Singing the blues to express happiness? Such is the inspired theme of this latest disc from the marvelously versatile Ann Hampton Callaway. As Callaway tells it, she was knee-deep in preparation, ready to deliver the standard themes of struggle and heartache that are expected from a nearly all-blues set. Then, proving herself as deft a listener as she is a singer, Callaway started dissecting the selected lyrics and came to the surprising discovery that at the true heart of each was the quest, challenging as it might be, for inner joy. And so from Callaway, who has consistently delighted us for nearly two decades by marching to her own musical drummer, a dozen tracks of bliss-yearning blues.
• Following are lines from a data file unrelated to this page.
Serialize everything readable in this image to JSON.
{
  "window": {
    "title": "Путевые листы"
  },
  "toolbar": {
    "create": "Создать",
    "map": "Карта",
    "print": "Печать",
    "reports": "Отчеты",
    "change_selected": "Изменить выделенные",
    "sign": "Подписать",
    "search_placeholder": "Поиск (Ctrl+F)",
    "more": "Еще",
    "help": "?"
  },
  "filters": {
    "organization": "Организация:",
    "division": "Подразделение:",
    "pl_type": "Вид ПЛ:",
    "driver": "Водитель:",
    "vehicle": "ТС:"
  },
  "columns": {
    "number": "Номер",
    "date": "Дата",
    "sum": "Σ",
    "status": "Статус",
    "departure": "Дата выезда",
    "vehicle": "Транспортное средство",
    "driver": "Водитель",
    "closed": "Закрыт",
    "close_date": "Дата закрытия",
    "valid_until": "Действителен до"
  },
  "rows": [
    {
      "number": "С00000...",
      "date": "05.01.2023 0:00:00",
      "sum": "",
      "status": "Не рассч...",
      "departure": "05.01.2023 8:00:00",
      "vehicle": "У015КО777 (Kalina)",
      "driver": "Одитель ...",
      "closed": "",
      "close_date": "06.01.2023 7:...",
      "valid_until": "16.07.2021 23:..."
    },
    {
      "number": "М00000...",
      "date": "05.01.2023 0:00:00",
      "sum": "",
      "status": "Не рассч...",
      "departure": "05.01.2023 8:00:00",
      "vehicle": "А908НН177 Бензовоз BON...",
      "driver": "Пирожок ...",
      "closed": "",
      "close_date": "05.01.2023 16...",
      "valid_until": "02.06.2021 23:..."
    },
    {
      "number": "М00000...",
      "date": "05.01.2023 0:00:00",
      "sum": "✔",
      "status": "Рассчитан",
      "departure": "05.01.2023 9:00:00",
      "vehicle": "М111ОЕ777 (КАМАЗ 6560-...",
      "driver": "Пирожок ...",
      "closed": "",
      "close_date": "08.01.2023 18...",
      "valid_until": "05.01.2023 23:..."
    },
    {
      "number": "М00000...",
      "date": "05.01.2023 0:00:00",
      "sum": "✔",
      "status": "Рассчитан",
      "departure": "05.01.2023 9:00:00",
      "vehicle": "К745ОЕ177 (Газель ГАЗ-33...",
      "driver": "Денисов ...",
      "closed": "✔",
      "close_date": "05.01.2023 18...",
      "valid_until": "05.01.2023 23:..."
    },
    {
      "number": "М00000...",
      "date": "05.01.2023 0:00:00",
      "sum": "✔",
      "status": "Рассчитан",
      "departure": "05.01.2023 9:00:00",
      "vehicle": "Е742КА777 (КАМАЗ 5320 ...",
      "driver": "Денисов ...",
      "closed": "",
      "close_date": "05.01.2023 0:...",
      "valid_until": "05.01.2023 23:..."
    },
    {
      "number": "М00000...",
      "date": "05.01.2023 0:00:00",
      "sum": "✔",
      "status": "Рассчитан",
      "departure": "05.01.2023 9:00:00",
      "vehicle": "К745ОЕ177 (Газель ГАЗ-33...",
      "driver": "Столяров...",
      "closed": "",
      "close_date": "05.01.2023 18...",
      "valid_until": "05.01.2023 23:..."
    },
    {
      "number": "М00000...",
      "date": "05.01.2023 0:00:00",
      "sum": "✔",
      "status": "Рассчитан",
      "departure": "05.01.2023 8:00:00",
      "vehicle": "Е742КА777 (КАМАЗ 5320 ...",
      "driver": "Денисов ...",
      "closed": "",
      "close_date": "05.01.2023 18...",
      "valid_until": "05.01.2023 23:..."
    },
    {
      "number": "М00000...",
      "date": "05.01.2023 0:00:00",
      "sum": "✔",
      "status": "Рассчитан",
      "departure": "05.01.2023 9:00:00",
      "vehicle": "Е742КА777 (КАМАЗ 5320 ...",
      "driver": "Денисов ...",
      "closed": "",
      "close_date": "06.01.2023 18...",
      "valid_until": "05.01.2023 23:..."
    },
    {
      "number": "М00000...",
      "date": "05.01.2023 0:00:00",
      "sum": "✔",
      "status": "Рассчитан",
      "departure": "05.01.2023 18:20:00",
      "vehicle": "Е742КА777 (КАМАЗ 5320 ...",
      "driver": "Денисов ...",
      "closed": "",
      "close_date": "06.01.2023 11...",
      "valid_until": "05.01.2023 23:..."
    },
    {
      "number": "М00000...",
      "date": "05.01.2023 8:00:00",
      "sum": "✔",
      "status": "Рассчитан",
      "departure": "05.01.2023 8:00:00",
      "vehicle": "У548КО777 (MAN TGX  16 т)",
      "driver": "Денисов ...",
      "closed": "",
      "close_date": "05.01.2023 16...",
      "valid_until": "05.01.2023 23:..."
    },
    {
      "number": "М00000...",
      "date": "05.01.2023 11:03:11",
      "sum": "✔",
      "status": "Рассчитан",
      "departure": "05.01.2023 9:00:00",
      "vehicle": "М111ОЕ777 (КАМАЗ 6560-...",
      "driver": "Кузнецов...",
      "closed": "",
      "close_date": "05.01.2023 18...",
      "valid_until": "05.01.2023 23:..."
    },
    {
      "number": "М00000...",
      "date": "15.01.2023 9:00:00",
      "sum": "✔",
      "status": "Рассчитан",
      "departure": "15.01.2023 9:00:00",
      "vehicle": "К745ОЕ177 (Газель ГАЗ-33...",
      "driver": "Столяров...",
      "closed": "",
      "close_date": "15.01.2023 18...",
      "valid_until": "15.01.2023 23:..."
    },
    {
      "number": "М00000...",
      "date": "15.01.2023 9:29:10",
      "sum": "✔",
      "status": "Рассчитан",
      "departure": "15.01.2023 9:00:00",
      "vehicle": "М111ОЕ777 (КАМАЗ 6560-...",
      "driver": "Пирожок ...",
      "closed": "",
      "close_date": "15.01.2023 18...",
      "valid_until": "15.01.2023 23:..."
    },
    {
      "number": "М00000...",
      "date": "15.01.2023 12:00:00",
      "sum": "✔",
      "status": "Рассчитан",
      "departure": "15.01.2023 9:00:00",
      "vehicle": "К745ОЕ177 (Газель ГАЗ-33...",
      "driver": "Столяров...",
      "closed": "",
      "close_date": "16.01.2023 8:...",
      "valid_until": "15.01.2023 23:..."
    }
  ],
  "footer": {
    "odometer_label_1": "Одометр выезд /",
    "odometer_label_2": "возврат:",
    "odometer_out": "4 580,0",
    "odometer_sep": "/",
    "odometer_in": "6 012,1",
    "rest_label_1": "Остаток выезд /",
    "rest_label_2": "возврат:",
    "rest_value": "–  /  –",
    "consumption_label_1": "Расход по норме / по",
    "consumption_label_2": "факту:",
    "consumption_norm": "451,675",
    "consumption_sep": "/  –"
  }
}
To set the pace, Callaway joins forces with Sherrie Maricle’s Diva Jazz Orchestra for a hard-boppin’ ride through the self-penned “Swingin’ Away the Blues.” Two other Callaway originals later follow, including the cleverly self-deprecating “The I’m-Too-White-to-Sing-the-Blues Blues” and the distinctly Lambert, Hendricks and Ross-esque “Hip to Be Happy.” Throughout the rest, Callaway’s inherent Jo Stafford-ness invades, adding a piquantly iced smokiness to the likes of “It’s All Right with Me,” “Spring Can Really Hang You Up the Most” and a gorgeously tender treatment of Sondheim’s “No One Is Alone.” But Callaway can’t keep her cockeyed optimism entirely in check. Hence the change-of-pace finish—a sun-dappled “The Glory of Love” that could chase away even the meanest blues.